Amidst fear of the COVID-19 coronavirus, Saudi Arabia has temporarily closed its doors to foreign pilgrims, including those traveling to visit the holiest sites in Islam, the Associated Press reported. Each year more than 2 million Muslims visit the kingdom for the obligatory hajj, or pilgrimage to the holy city of Mecca. Islam requires every Muslim who is physically able and can afford to do so without hardship to complete the hajj at least once in their lifetime. Outside of hajj, those who are able to visit the holy cities of Mecca and Medina throughout the year participate in what is called umrah, a voluntary pilgrimage that can be made at any time. More than 7 million pilgrims are estimated to do umrah each year, according to Gulf News. With Ramadan, the Muslim month of fasting and a common time for making umrah approaching in late April, the news of Saudi Arabia’s closing of its borders is devastating to many who have planned trips and possibly spent years saving for the religious duty.
According to The Washington Post, it is unclear when the restrictions will be lifted and whether they will still be in place in July, the time of the hajj. Saudia Arabia has yet to report any active cases of the virus, but nearby countries, including Iran, have reported outbreaks. Millions of tourists gather in Mecca and Medina throughout the year, which has raised concerns over the spread of the coronavirus. “Saudi Arabia renews its support for all international measures to limit the spread of this virus and urges its citizens to exercise caution before traveling to countries experiencing coronavirus outbreaks,” the Saudi Foreign Ministry said in a statement. “We ask God Almighty to spare all humanity from all harm.”
While hajj is one of the five pillars of faith in Islam, many of those who wish to complete it already face obstacles to doing so. Not only are the costs extremely high, but visas are also difficult to get. Visas are given on a capped basis, with the Saudi government setting quotas for every country based on its Muslim population, The New York Times reported. On average a family spends about $10,000 to complete one cycle of hajj, which lasts only a few days. The religious obligation has become a prime economic booster for Saudia Arabia, with the country building more and more hotels to accommodate visitors. According to The Guardian, the number of tourists visiting the cities of Mecca and Medina alone is expected to rise to about 17 million yearly by 2025. With a ban on all foreign visitors from entering the country, not only will Saudia Arabia face a drop in tourist revenue, but those who spent years planning and saving will also take a big hit.
Many people have waited for years to have the opportunity to visit the kingdom.
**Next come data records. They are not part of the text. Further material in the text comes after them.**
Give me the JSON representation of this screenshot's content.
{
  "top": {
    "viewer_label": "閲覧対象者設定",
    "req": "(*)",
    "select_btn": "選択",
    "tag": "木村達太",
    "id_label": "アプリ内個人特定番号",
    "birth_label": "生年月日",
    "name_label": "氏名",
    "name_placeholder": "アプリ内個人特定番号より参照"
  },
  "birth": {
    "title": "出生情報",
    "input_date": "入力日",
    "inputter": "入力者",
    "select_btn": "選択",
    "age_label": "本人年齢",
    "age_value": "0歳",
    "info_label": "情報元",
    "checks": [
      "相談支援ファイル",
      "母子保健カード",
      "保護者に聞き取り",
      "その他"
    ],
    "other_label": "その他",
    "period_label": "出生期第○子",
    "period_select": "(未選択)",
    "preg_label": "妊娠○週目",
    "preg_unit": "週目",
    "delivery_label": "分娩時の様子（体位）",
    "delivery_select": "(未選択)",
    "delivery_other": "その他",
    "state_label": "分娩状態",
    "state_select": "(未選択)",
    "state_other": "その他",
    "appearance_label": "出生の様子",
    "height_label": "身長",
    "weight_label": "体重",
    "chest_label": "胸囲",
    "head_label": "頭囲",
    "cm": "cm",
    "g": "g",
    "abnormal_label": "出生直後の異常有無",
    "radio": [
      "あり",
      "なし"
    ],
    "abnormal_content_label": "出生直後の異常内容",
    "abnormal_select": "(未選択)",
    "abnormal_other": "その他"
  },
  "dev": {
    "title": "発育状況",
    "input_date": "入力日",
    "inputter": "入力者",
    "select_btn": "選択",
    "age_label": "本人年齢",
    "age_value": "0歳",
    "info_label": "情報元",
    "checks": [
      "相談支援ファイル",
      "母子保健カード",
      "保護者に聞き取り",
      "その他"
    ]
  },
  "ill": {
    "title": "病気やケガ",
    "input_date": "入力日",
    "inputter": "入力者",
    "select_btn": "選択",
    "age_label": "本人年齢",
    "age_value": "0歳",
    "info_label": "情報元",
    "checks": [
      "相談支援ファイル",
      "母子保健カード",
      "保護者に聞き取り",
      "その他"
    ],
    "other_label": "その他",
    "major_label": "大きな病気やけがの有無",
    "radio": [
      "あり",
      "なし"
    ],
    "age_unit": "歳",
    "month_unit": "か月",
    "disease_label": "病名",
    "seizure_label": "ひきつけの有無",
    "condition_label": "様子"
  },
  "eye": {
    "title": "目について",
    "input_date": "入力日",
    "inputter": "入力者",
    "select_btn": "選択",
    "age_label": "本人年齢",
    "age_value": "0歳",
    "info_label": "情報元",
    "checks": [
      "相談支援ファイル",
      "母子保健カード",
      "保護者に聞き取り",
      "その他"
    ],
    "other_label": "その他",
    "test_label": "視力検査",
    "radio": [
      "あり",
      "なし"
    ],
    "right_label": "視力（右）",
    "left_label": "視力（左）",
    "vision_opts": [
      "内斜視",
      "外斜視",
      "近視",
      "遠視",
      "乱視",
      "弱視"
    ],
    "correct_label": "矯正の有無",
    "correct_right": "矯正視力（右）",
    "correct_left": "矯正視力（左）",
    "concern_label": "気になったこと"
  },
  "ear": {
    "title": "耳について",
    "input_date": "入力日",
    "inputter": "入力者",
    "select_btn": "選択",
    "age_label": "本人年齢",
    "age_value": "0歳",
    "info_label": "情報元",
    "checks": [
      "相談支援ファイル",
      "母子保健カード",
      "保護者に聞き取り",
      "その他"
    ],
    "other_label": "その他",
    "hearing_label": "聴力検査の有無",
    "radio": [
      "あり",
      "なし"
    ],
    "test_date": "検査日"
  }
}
Forty-year-old Houston resident Hina Baig toldthe Post that she spent years saving up money to make her planned trip. “Hopefully, we don’t lose that money, because then it’ll take me another 20 years to go,” she said. According to the Post, Baig is one of millions of Muslims across the country who planned to visit the kingdom prior to or during Ramadan. “This is the first time where Saudi Arabia has put limitations like this that we know of,” Athif Hussain, a Muslim from Virginia, said. “It’s anxiety-inducing and feels like we’re taking a risk.” While Muslims worldwide are upset over the announcement, Saudia Arabia stands firm in its decision, citing the nature of hajj and the risk of the virus being spread in densely populated areas.
Dr. Ziad Memish, the deputy minister of health for public health in Saudi Arabia, told the AP that the country’s decision to close its borders was the right one. “With the rapid spread of COVID-19 and a lack of good diagnostics, preventative vaccines and therapeutics, this is the best decision that could be taken at such difficult times,” Memish said.
This isn’t the first time Saudia Arabia has taken safety measures to prevent the spread of disease. According to the AP, the kingdom urged the sick and elderly not to participate in the hajj between 2012 and 2013 due to dangers associated with Middle East respiratory syndrome, or MERS. Pilgrims from specific countries have also been banned from entering the country due to the Ebola virus.